## REQUIRED ACTION
Copy out each line of the entries where the word "favicon" is present.

###

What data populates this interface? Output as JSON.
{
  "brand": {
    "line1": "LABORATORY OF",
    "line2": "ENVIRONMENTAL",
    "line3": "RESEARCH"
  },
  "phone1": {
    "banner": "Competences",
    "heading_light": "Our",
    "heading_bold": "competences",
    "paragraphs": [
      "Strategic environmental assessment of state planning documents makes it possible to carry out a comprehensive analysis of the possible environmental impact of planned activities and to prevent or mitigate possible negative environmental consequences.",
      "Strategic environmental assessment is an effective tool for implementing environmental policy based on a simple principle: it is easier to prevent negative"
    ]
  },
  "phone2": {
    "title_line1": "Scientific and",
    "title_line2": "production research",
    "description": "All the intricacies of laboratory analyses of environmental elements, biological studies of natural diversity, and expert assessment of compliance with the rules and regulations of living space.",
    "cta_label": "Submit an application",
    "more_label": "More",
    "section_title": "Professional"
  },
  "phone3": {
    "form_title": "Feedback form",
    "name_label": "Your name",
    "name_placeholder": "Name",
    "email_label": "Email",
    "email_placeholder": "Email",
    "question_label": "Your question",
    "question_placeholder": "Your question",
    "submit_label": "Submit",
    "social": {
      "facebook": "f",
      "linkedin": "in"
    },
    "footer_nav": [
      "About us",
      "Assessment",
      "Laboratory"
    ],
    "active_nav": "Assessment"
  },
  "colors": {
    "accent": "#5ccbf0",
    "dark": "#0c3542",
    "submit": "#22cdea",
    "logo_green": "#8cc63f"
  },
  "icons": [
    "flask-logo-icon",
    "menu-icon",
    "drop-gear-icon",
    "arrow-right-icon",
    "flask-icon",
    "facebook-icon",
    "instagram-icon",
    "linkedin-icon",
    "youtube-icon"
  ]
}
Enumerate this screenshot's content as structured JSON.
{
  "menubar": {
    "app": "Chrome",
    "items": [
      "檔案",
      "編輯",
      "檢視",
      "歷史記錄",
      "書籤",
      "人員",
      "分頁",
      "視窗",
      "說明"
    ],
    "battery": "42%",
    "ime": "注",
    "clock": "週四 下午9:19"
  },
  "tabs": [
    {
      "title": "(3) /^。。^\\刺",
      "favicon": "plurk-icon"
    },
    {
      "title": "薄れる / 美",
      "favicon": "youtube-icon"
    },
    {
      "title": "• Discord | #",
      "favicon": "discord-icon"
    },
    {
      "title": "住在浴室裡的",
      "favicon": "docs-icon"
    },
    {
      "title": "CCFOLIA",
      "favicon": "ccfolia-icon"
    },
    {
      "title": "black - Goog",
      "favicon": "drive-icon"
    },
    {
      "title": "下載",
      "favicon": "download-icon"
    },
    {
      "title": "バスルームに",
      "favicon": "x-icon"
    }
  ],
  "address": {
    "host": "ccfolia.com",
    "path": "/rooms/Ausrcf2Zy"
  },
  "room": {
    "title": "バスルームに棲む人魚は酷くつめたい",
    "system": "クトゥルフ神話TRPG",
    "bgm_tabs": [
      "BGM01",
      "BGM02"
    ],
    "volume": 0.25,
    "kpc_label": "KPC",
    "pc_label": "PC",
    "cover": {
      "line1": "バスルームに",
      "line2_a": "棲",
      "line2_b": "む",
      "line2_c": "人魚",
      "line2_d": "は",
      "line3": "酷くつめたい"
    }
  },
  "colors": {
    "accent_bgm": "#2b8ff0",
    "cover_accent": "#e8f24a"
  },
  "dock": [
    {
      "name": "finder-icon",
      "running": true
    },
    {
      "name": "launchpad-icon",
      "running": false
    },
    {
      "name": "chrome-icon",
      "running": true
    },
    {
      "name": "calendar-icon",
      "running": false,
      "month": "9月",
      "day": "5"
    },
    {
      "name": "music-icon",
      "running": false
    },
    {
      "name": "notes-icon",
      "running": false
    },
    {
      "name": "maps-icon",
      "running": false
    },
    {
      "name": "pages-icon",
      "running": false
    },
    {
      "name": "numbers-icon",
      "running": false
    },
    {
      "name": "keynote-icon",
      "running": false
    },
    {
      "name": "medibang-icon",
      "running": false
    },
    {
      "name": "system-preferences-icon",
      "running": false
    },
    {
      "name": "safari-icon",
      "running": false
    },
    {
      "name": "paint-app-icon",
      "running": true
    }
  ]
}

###

## RESULT FOR THIS EXERCISE
      "favicon": "plurk-icon"
      "favicon": "youtube-icon"
      "favicon": "discord-icon"
      "favicon": "docs-icon"
      "favicon": "ccfolia-icon"
      "favicon": "drive-icon"
      "favicon": "download-icon"
      "favicon": "x-icon"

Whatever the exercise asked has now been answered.